◆ **Problem requirements**
Send back all the data below, exactly as given.

= = = = =

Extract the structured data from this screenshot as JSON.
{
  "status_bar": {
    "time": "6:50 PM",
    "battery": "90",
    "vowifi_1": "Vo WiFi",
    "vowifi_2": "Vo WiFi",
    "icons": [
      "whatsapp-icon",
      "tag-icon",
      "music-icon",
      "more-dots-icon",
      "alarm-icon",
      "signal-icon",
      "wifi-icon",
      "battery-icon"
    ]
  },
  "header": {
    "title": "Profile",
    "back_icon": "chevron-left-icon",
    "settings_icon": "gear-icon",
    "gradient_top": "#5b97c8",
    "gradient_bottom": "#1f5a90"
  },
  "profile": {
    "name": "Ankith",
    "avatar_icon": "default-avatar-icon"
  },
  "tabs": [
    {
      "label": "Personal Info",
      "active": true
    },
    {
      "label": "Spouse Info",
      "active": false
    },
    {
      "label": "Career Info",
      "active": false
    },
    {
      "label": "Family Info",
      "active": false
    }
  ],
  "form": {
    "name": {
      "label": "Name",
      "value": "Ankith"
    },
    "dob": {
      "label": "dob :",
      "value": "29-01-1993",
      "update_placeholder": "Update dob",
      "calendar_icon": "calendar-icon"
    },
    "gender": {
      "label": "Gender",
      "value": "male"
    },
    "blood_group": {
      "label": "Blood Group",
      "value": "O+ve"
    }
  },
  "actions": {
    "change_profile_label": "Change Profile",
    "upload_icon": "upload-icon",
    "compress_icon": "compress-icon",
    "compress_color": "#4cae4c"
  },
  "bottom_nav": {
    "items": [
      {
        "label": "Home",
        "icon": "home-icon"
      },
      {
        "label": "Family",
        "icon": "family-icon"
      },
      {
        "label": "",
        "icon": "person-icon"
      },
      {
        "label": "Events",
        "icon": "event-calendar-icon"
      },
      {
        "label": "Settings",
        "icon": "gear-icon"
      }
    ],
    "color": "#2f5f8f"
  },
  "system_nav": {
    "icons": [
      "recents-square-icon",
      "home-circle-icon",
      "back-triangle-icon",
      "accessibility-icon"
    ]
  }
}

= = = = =

◆ **Answer to this exercise**
Extract the structured data from this screenshot as JSON.
{
  "status_bar": {
    "time": "6:50 PM",
    "battery": "90",
    "vowifi_1": "Vo WiFi",
    "vowifi_2": "Vo WiFi",
    "icons": [
      "whatsapp-icon",
      "tag-icon",
      "music-icon",
      "more-dots-icon",
      "alarm-icon",
      "signal-icon",
      "wifi-icon",
      "battery-icon"
    ]
  },
  "header": {
    "title": "Profile",
    "back_icon": "chevron-left-icon",
    "settings_icon": "gear-icon",
    "gradient_top": "#5b97c8",
    "gradient_bottom": "#1f5a90"
  },
  "profile": {
    "name": "Ankith",
    "avatar_icon": "default-avatar-icon"
  },
  "tabs": [
    {
      "label": "Personal Info",
      "active": true
    },
    {
      "label": "Spouse Info",
      "active": false
    },
    {
      "label": "Career Info",
      "active": false
    },
    {
      "label": "Family Info",
      "active": false
    }
  ],
  "form": {
    "name": {
      "label": "Name",
      "value": "Ankith"
    },
    "dob": {
      "label": "dob :",
      "value": "29-01-1993",
      "update_placeholder": "Update dob",
      "calendar_icon": "calendar-icon"
    },
    "gender": {
      "label": "Gender",
      "value": "male"
    },
    "blood_group": {
      "label": "Blood Group",
      "value": "O+ve"
    }
  },
  "actions": {
    "change_profile_label": "Change Profile",
    "upload_icon": "upload-icon",
    "compress_icon": "compress-icon",
    "compress_color": "#4cae4c"
  },
  "bottom_nav": {
    "items": [
      {
        "label": "Home",
        "icon": "home-icon"
      },
      {
        "label": "Family",
        "icon": "family-icon"
      },
      {
        "label": "",
        "icon": "person-icon"
      },
      {
        "label": "Events",
        "icon": "event-calendar-icon"
      },
      {
        "label": "Settings",
        "icon": "gear-icon"
      }
    ],
    "color": "#2f5f8f"
  },
  "system_nav": {
    "icons": [
      "recents-square-icon",
      "home-circle-icon",
      "back-triangle-icon",
      "accessibility-icon"
    ]
  }
}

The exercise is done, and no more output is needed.